## WHAT THE TASK ASKS
Check each line of the listing for the string "Cartelle". Copy those where it appears.

------------------------------------------------------------------------

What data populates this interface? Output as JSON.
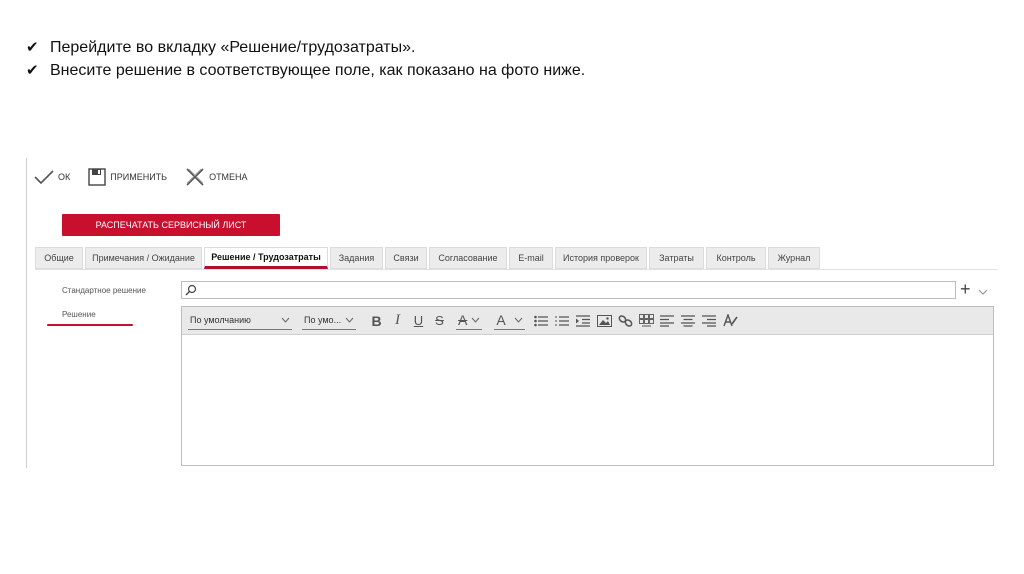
{
  "instructions": [
    "Перейдите во вкладку «Решение/трудозатраты».",
    "Внесите решение в соответствующее поле, как показано на фото ниже."
  ],
  "toolbar": {
    "ok_label": "ОК",
    "apply_label": "ПРИМЕНИТЬ",
    "cancel_label": "ОТМЕНА"
  },
  "print_button": "РАСПЕЧАТАТЬ СЕРВИСНЫЙ ЛИСТ",
  "tabs": [
    {
      "label": "Общие",
      "active": false
    },
    {
      "label": "Примечания / Ожидание",
      "active": false
    },
    {
      "label": "Решение / Трудозатраты",
      "active": true
    },
    {
      "label": "Задания",
      "active": false
    },
    {
      "label": "Связи",
      "active": false
    },
    {
      "label": "Согласование",
      "active": false
    },
    {
      "label": "E-mail",
      "active": false
    },
    {
      "label": "История проверок",
      "active": false
    },
    {
      "label": "Затраты",
      "active": false
    },
    {
      "label": "Контроль",
      "active": false
    },
    {
      "label": "Журнал",
      "active": false
    }
  ],
  "form": {
    "standard_solution_label": "Стандартное решение",
    "solution_label": "Решение",
    "search_value": ""
  },
  "editor": {
    "font_select": "По умолчанию",
    "size_select": "По умо...",
    "bold": "B",
    "italic": "I",
    "underline": "U",
    "strike": "S",
    "highlight": "A",
    "font_color": "A",
    "content": ""
  },
  "colors": {
    "accent": "#c8102e",
    "active_tab_underline": "#b01030"
  }
}
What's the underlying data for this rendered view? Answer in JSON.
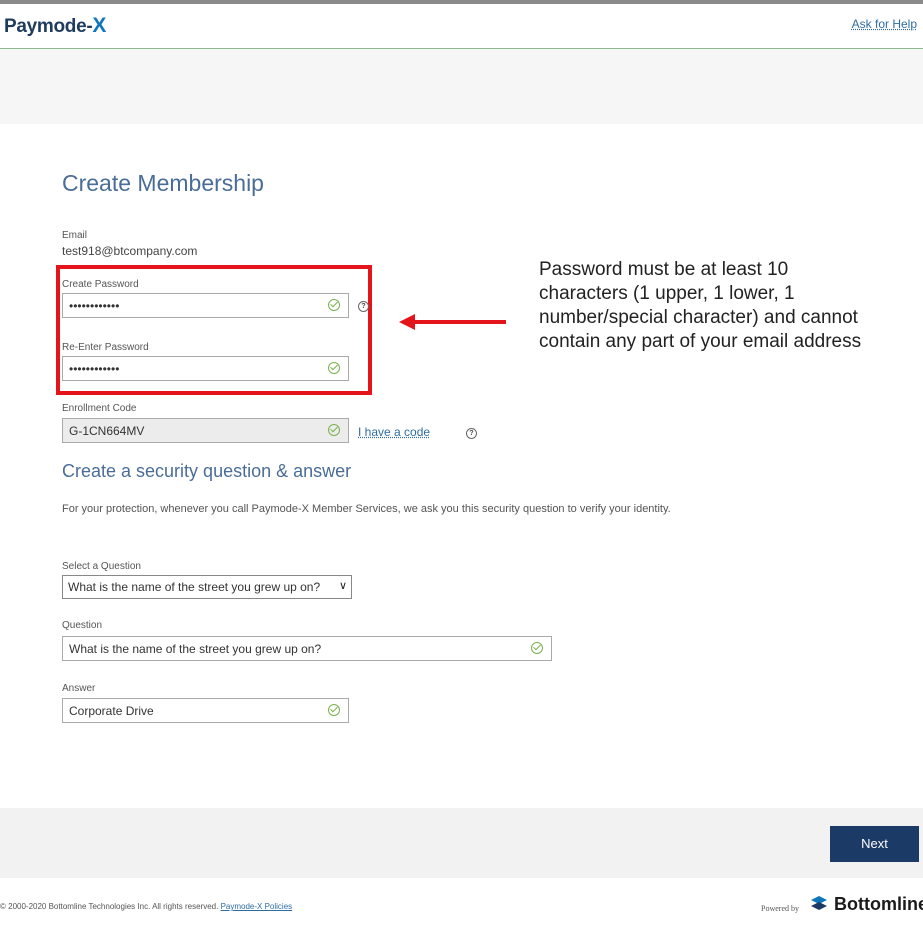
{
  "header": {
    "logo_text": "Paymode-",
    "logo_x": "X",
    "help_link": "Ask for Help"
  },
  "page": {
    "title": "Create Membership"
  },
  "email": {
    "label": "Email",
    "value": "test918@btcompany.com"
  },
  "password": {
    "create_label": "Create Password",
    "create_value": "••••••••••••",
    "reenter_label": "Re-Enter Password",
    "reenter_value": "••••••••••••",
    "help_icon": "?"
  },
  "annotation": {
    "note": "Password must be at least 10 characters (1 upper, 1 lower, 1 number/special character) and cannot contain any part of  your email address",
    "highlight_color": "#e4141b"
  },
  "enrollment": {
    "label": "Enrollment Code",
    "value": "G-1CN664MV",
    "have_code_link": "I have a code",
    "help_icon": "?"
  },
  "security": {
    "title": "Create a security question & answer",
    "description": "For your protection, whenever you call Paymode-X Member Services, we ask you this security question to verify your identity.",
    "select_label": "Select a Question",
    "select_value": "What is the name of the street you grew up on?",
    "question_label": "Question",
    "question_value": "What is the name of the street you grew up on?",
    "answer_label": "Answer",
    "answer_value": "Corporate Drive"
  },
  "actions": {
    "next_label": "Next"
  },
  "footer": {
    "copyright": "© 2000-2020 Bottomline Technologies Inc. All rights reserved.",
    "policies_link": "Paymode-X Policies",
    "powered_by": "Powered by",
    "brand": "Bottomline"
  },
  "colors": {
    "brand_navy": "#1c3a66",
    "heading_blue": "#4a6d98",
    "check_green": "#7ab050"
  },
  "icons": {
    "valid": "check-circle-icon",
    "help": "question-circle-icon",
    "dropdown": "chevron-down-icon"
  }
}
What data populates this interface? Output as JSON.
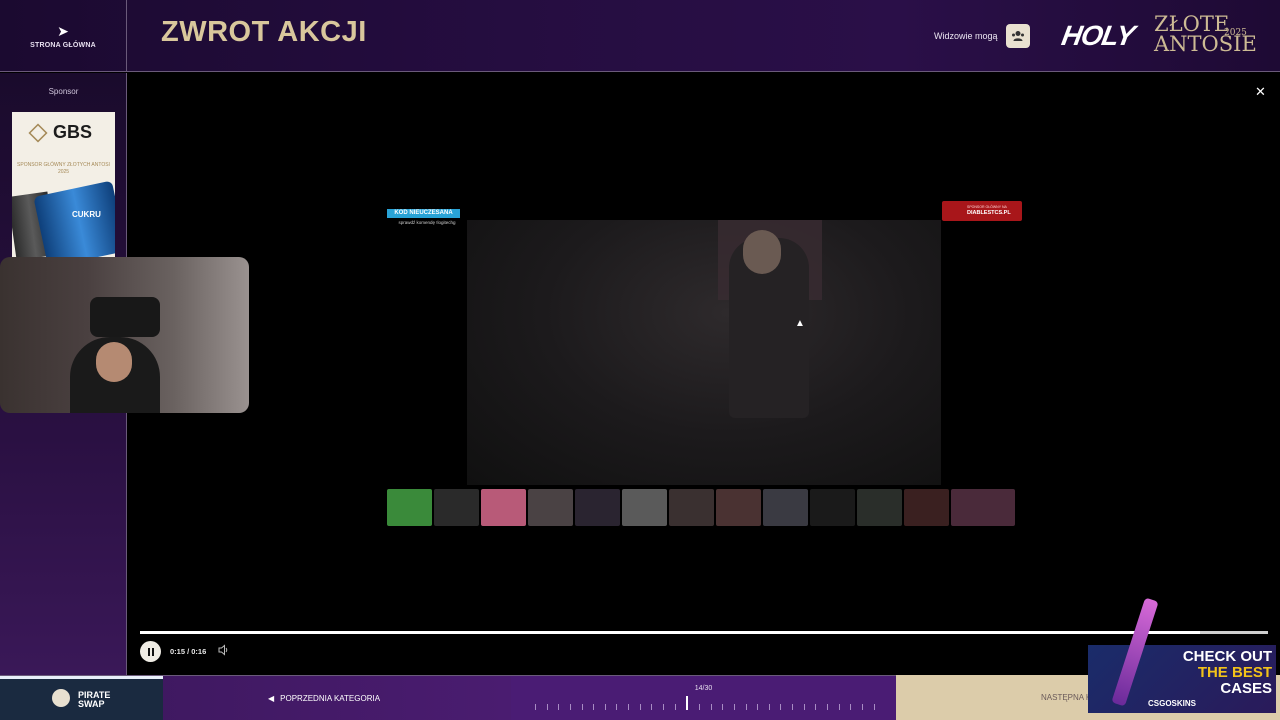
{
  "header": {
    "home_label": "STRONA GŁÓWNA",
    "title": "ZWROT AKCJI",
    "viewers_label": "Widzowie mogą",
    "logo_holy": "HOLY",
    "logo_zlote": "ZŁOTE",
    "logo_antosie": "ANTOSIE",
    "logo_year": "2025"
  },
  "sidebar": {
    "sponsor_label": "Sponsor",
    "sponsor_brand": "GBS",
    "sponsor_tagline": "SPONSOR GŁÓWNY ZŁOTYCH ANTOSI 2025",
    "sponsor_can_text": "CUKRU"
  },
  "video": {
    "code_tag": "KOD NIEUCZESANA",
    "code_sub": "sprawdź komendę !logitechg",
    "diablest_sub": "SPONSOR GŁÓWNY NA",
    "diablest": "DIABLESTCS.PL"
  },
  "player": {
    "time": "0:15 / 0:16",
    "progress": 0.94
  },
  "bottom_bar": {
    "pirate_line1": "PIRATE",
    "pirate_line2": "SWAP",
    "prev_label": "POPRZEDNIA KATEGORIA",
    "counter": "14/30",
    "current": 14,
    "total": 30,
    "next_label": "NASTĘPNA KA"
  },
  "ad": {
    "line1": "CHECK OUT",
    "line2": "THE BEST",
    "line3": "CASES",
    "brand": "CSGOSKINS"
  },
  "colors": {
    "header_bg": "#250d40",
    "title_gold": "#d9c79c",
    "accent_purple": "#4a1c74",
    "next_bg": "#dcccaa"
  }
}
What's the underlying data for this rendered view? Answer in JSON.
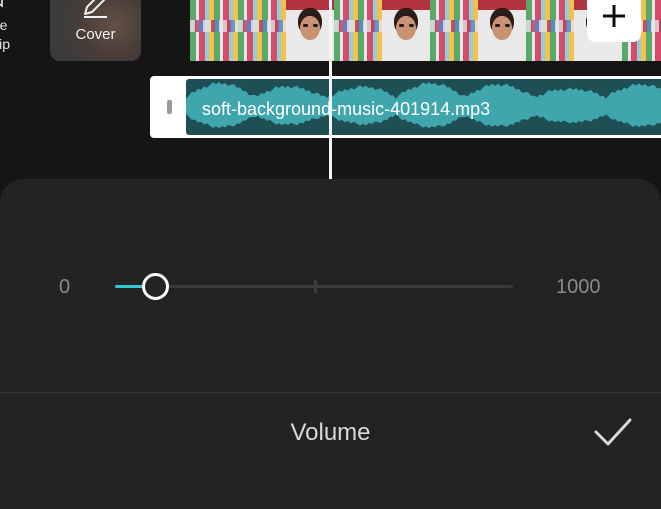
{
  "toolbar": {
    "mute_label_line1": "ute",
    "mute_label_line2": "lip",
    "cover_label": "Cover"
  },
  "timeline": {
    "audio_clip_name": "soft-background-music-401914.mp3"
  },
  "volume_panel": {
    "title": "Volume",
    "range_min": "0",
    "range_max": "1000",
    "current_value": 100,
    "max_value": 1000,
    "accent_color": "#33c5d6"
  },
  "icons": {
    "mute": "speaker-mute-icon",
    "cover": "edit-pencil-icon",
    "add_clip": "plus-icon",
    "confirm": "checkmark-icon"
  }
}
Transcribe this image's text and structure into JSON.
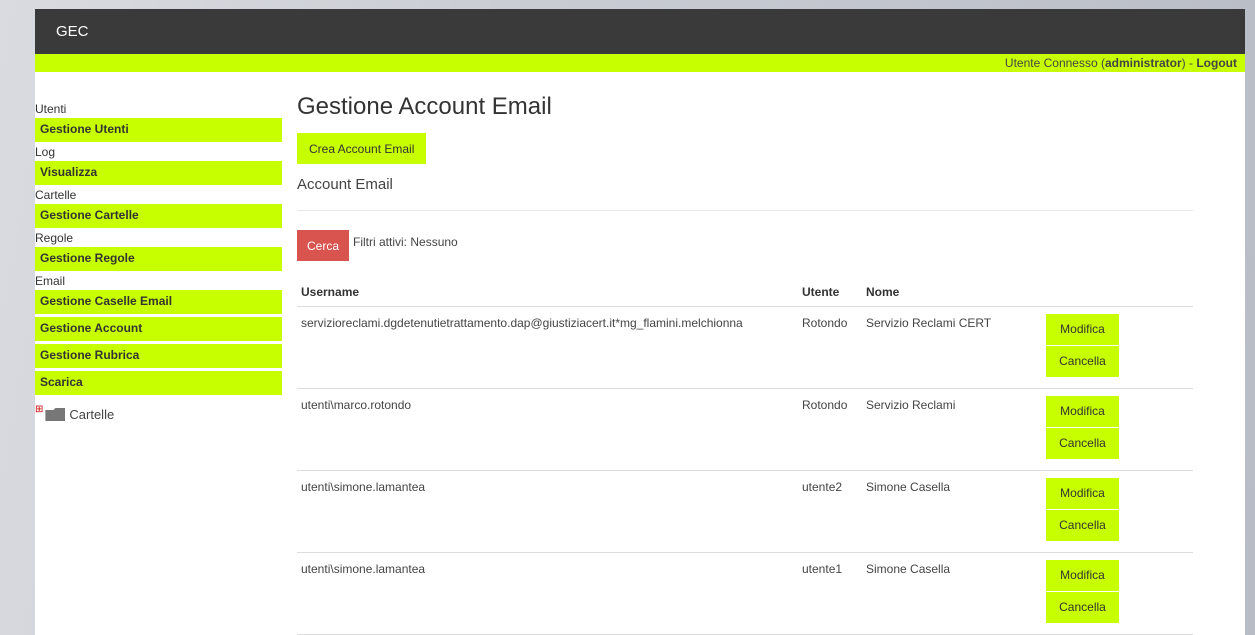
{
  "app": {
    "title": "GEC"
  },
  "userbar": {
    "prefix": "Utente Connesso (",
    "user": "administrator",
    "sep": ") - ",
    "logout": "Logout"
  },
  "sidebar": {
    "sections": [
      {
        "label": "Utenti",
        "items": [
          "Gestione Utenti"
        ]
      },
      {
        "label": "Log",
        "items": [
          "Visualizza"
        ]
      },
      {
        "label": "Cartelle",
        "items": [
          "Gestione Cartelle"
        ]
      },
      {
        "label": "Regole",
        "items": [
          "Gestione Regole"
        ]
      },
      {
        "label": "Email",
        "items": [
          "Gestione Caselle Email",
          "Gestione Account",
          "Gestione Rubrica",
          "Scarica"
        ]
      }
    ],
    "tree_label": "Cartelle"
  },
  "main": {
    "title": "Gestione Account Email",
    "create_button": "Crea Account Email",
    "subtitle": "Account Email",
    "search_button": "Cerca",
    "filters_text": "Filtri attivi: Nessuno",
    "table": {
      "headers": [
        "Username",
        "Utente",
        "Nome"
      ],
      "rows": [
        {
          "username": "servizioreclami.dgdetenutietrattamento.dap@giustiziacert.it*mg_flamini.melchionna",
          "utente": "Rotondo",
          "nome": "Servizio Reclami CERT"
        },
        {
          "username": "utenti\\marco.rotondo",
          "utente": "Rotondo",
          "nome": "Servizio Reclami"
        },
        {
          "username": "utenti\\simone.lamantea",
          "utente": "utente2",
          "nome": "Simone Casella"
        },
        {
          "username": "utenti\\simone.lamantea",
          "utente": "utente1",
          "nome": "Simone Casella"
        }
      ],
      "edit_label": "Modifica",
      "delete_label": "Cancella"
    }
  },
  "colors": {
    "accent": "#c8ff00",
    "topbar": "#3a3a3a",
    "danger": "#d9534f"
  },
  "icons": {
    "tree_expand": "plus-icon",
    "tree_folder": "folder-icon"
  }
}
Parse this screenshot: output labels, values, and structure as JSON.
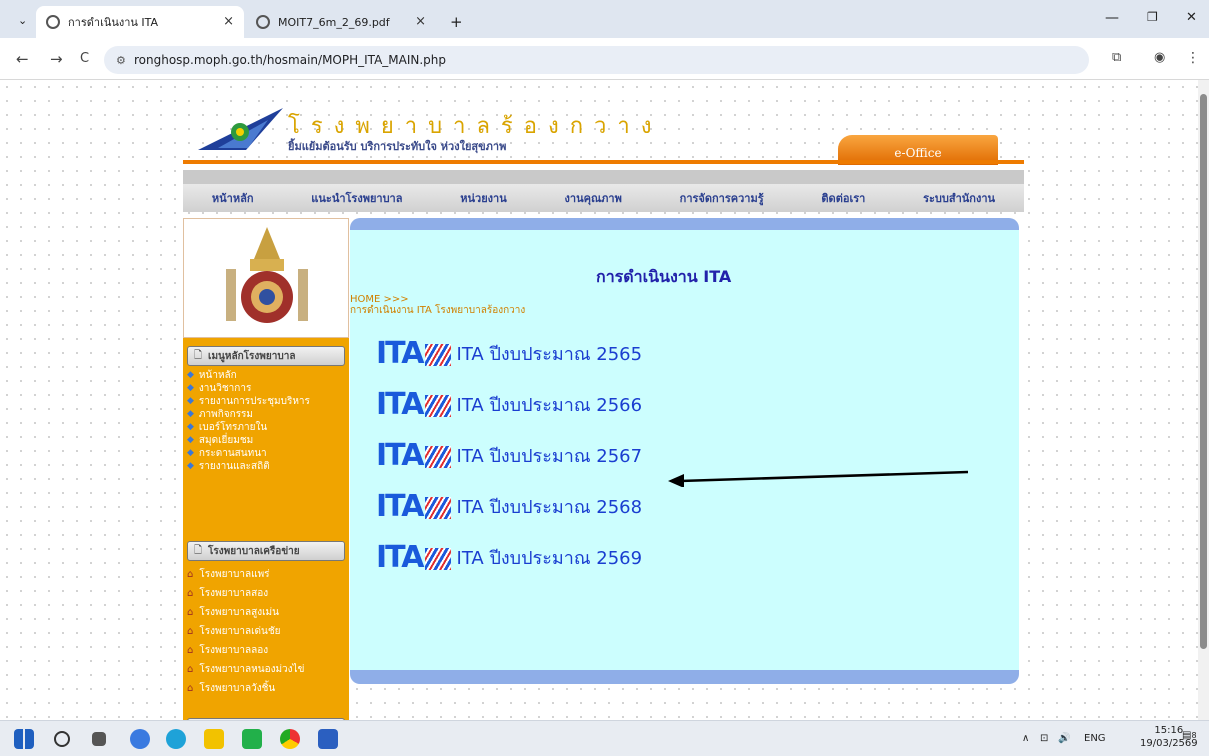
{
  "browser": {
    "tabs": [
      {
        "title": "การดำเนินงาน ITA",
        "active": true
      },
      {
        "title": "MOIT7_6m_2_69.pdf",
        "active": false
      }
    ],
    "new_tab": "+",
    "url": "ronghosp.moph.go.th/hosmain/MOPH_ITA_MAIN.php",
    "back": "←",
    "forward": "→",
    "reload": "C",
    "min": "—",
    "restore": "❐",
    "close": "✕"
  },
  "site": {
    "hospital_name": "โรงพยาบาลร้องกวาง",
    "slogan": "ยิ้มแย้มต้อนรับ บริการประทับใจ ห่วงใยสุขภาพ",
    "eoffice": "e-Office",
    "menu": [
      "หน้าหลัก",
      "แนะนำโรงพยาบาล",
      "หน่วยงาน",
      "งานคุณภาพ",
      "การจัดการความรู้",
      "ติดต่อเรา",
      "ระบบสำนักงาน"
    ]
  },
  "sidebar": {
    "section1": "เมนูหลักโรงพยาบาล",
    "items1": [
      "หน้าหลัก",
      "งานวิชาการ",
      "รายงานการประชุมบริหาร",
      "ภาพกิจกรรม",
      "เบอร์โทรภายใน",
      "สมุดเยี่ยมชม",
      "กระดานสนทนา",
      "รายงานและสถิติ"
    ],
    "section2": "โรงพยาบาลเครือข่าย",
    "items2": [
      "โรงพยาบาลแพร่",
      "โรงพยาบาลสอง",
      "โรงพยาบาลสูงเม่น",
      "โรงพยาบาลเด่นชัย",
      "โรงพยาบาลลอง",
      "โรงพยาบาลหนองม่วงไข่",
      "โรงพยาบาลวังชิ้น"
    ]
  },
  "main": {
    "title": "การดำเนินงาน ITA",
    "breadcrumb_home": "HOME >>>",
    "breadcrumb_page": "การดำเนินงาน ITA โรงพยาบาลร้องกวาง",
    "logo_text": "ITA",
    "items": [
      "ITA ปีงบประมาณ 2565",
      "ITA ปีงบประมาณ 2566",
      "ITA ปีงบประมาณ 2567",
      "ITA ปีงบประมาณ 2568",
      "ITA ปีงบประมาณ 2569"
    ]
  },
  "taskbar": {
    "lang": "ENG",
    "time": "15:16",
    "date": "19/03/2569",
    "notif": "8"
  }
}
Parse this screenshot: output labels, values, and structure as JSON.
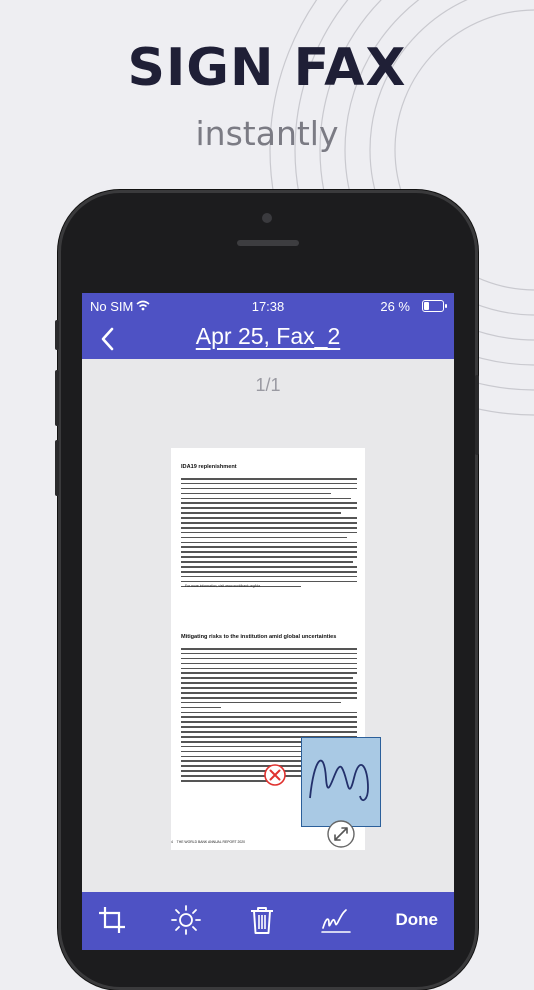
{
  "headline": "SIGN FAX",
  "subline": "instantly",
  "status": {
    "carrier": "No SIM",
    "time": "17:38",
    "battery": "26 %",
    "battery_level": 0.26
  },
  "nav": {
    "title": "Apr 25, Fax_2"
  },
  "viewer": {
    "page_counter": "1/1"
  },
  "document": {
    "heading1": "IDA19 replenishment",
    "note": "For more information, visit www.worldbank.org/ida.",
    "heading2": "Mitigating risks to the institution amid global uncertainties",
    "footer": "THE WORLD BANK ANNUAL REPORT 2020",
    "page_number": "4"
  },
  "toolbar": {
    "crop_icon": "crop-icon",
    "brightness_icon": "brightness-icon",
    "delete_icon": "trash-icon",
    "signature_icon": "signature-icon",
    "done_label": "Done"
  },
  "colors": {
    "accent": "#4e52c4",
    "background": "#eeeef2",
    "signature_box": "#a9c9e4",
    "delete_red": "#e0322f"
  }
}
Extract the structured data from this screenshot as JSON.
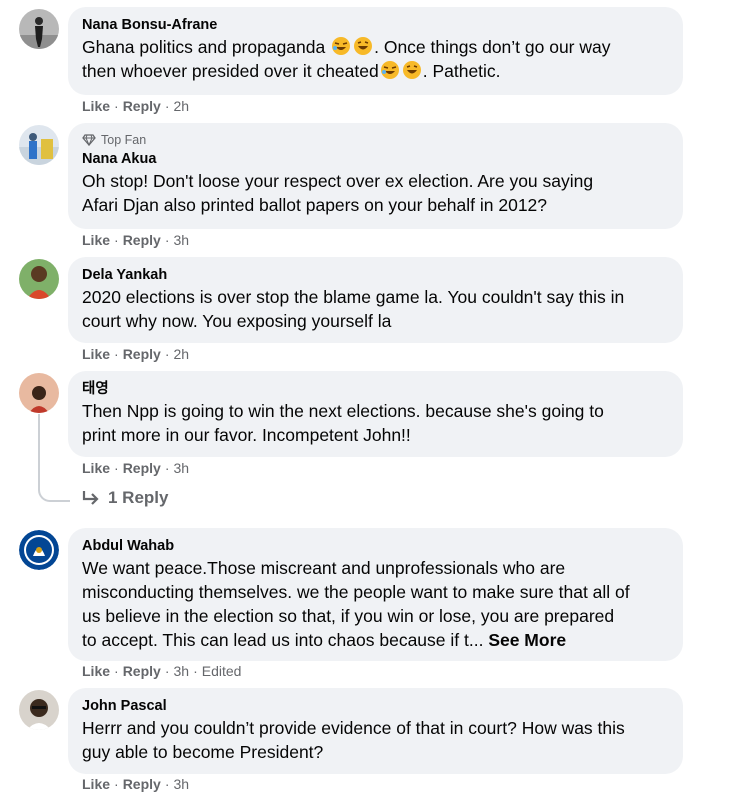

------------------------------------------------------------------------

## EXERCISE ANSWER
        "label": "Cartelle",
          "Gestione Cartelle"
    "tree_label": "Cartelle"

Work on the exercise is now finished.